[Web page and app entries]
= = = = = = =
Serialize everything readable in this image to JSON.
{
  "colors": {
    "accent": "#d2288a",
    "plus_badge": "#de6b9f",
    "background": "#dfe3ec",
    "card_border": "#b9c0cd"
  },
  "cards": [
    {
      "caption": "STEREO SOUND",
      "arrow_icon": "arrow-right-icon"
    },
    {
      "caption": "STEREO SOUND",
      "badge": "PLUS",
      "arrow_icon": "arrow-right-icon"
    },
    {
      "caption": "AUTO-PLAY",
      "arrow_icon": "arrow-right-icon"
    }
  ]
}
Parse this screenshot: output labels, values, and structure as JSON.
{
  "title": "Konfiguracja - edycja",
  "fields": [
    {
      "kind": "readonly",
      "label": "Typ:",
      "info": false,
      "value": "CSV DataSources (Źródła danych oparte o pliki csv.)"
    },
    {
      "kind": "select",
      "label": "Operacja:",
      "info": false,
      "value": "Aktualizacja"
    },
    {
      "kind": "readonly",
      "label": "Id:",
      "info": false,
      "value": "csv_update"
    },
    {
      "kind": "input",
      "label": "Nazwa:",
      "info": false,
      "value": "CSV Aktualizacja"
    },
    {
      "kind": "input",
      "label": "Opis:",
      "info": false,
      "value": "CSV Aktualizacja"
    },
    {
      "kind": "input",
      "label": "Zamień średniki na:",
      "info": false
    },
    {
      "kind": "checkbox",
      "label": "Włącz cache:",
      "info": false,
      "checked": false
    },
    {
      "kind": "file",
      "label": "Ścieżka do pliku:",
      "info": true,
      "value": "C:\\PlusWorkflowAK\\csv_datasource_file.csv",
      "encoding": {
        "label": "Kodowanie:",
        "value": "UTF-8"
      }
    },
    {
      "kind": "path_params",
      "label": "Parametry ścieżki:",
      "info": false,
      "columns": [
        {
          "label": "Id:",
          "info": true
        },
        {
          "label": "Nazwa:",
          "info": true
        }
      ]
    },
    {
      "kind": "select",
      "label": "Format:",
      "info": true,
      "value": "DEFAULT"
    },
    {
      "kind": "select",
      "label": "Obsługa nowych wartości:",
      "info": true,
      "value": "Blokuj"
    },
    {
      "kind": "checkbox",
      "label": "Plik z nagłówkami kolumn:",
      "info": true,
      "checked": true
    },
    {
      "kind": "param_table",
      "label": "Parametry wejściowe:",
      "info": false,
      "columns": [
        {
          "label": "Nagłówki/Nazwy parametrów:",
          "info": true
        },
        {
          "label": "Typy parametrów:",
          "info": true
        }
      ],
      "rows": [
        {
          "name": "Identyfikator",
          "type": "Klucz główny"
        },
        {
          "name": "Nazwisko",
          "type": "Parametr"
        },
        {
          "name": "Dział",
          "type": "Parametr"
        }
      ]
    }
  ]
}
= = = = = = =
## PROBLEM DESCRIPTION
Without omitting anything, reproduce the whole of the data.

## TASK OUTPUT
Serialize everything readable in this image to JSON.
{
  "colors": {
    "accent": "#d2288a",
    "plus_badge": "#de6b9f",
    "background": "#dfe3ec",
    "card_border": "#b9c0cd"
  },
  "cards": [
    {
      "caption": "STEREO SOUND",
      "arrow_icon": "arrow-right-icon"
    },
    {
      "caption": "STEREO SOUND",
      "badge": "PLUS",
      "arrow_icon": "arrow-right-icon"
    },
    {
      "caption": "AUTO-PLAY",
      "arrow_icon": "arrow-right-icon"
    }
  ]
}
Parse this screenshot: output labels, values, and structure as JSON.
{
  "title": "Konfiguracja - edycja",
  "fields": [
    {
      "kind": "readonly",
      "label": "Typ:",
      "info": false,
      "value": "CSV DataSources (Źródła danych oparte o pliki csv.)"
    },
    {
      "kind": "select",
      "label": "Operacja:",
      "info": false,
      "value": "Aktualizacja"
    },
    {
      "kind": "readonly",
      "label": "Id:",
      "info": false,
      "value": "csv_update"
    },
    {
      "kind": "input",
      "label": "Nazwa:",
      "info": false,
      "value": "CSV Aktualizacja"
    },
    {
      "kind": "input",
      "label": "Opis:",
      "info": false,
      "value": "CSV Aktualizacja"
    },
    {
      "kind": "input",
      "label": "Zamień średniki na:",
      "info": false
    },
    {
      "kind": "checkbox",
      "label": "Włącz cache:",
      "info": false,
      "checked": false
    },
    {
      "kind": "file",
      "label": "Ścieżka do pliku:",
      "info": true,
      "value": "C:\\PlusWorkflowAK\\csv_datasource_file.csv",
      "encoding": {
        "label": "Kodowanie:",
        "value": "UTF-8"
      }
    },
    {
      "kind": "path_params",
      "label": "Parametry ścieżki:",
      "info": false,
      "columns": [
        {
          "label": "Id:",
          "info": true
        },
        {
          "label": "Nazwa:",
          "info": true
        }
      ]
    },
    {
      "kind": "select",
      "label": "Format:",
      "info": true,
      "value": "DEFAULT"
    },
    {
      "kind": "select",
      "label": "Obsługa nowych wartości:",
      "info": true,
      "value": "Blokuj"
    },
    {
      "kind": "checkbox",
      "label": "Plik z nagłówkami kolumn:",
      "info": true,
      "checked": true
    },
    {
      "kind": "param_table",
      "label": "Parametry wejściowe:",
      "info": false,
      "columns": [
        {
          "label": "Nagłówki/Nazwy parametrów:",
          "info": true
        },
        {
          "label": "Typy parametrów:",
          "info": true
        }
      ],
      "rows": [
        {
          "name": "Identyfikator",
          "type": "Klucz główny"
        },
        {
          "name": "Nazwisko",
          "type": "Parametr"
        },
        {
          "name": "Dział",
          "type": "Parametr"
        }
      ]
    }
  ]
}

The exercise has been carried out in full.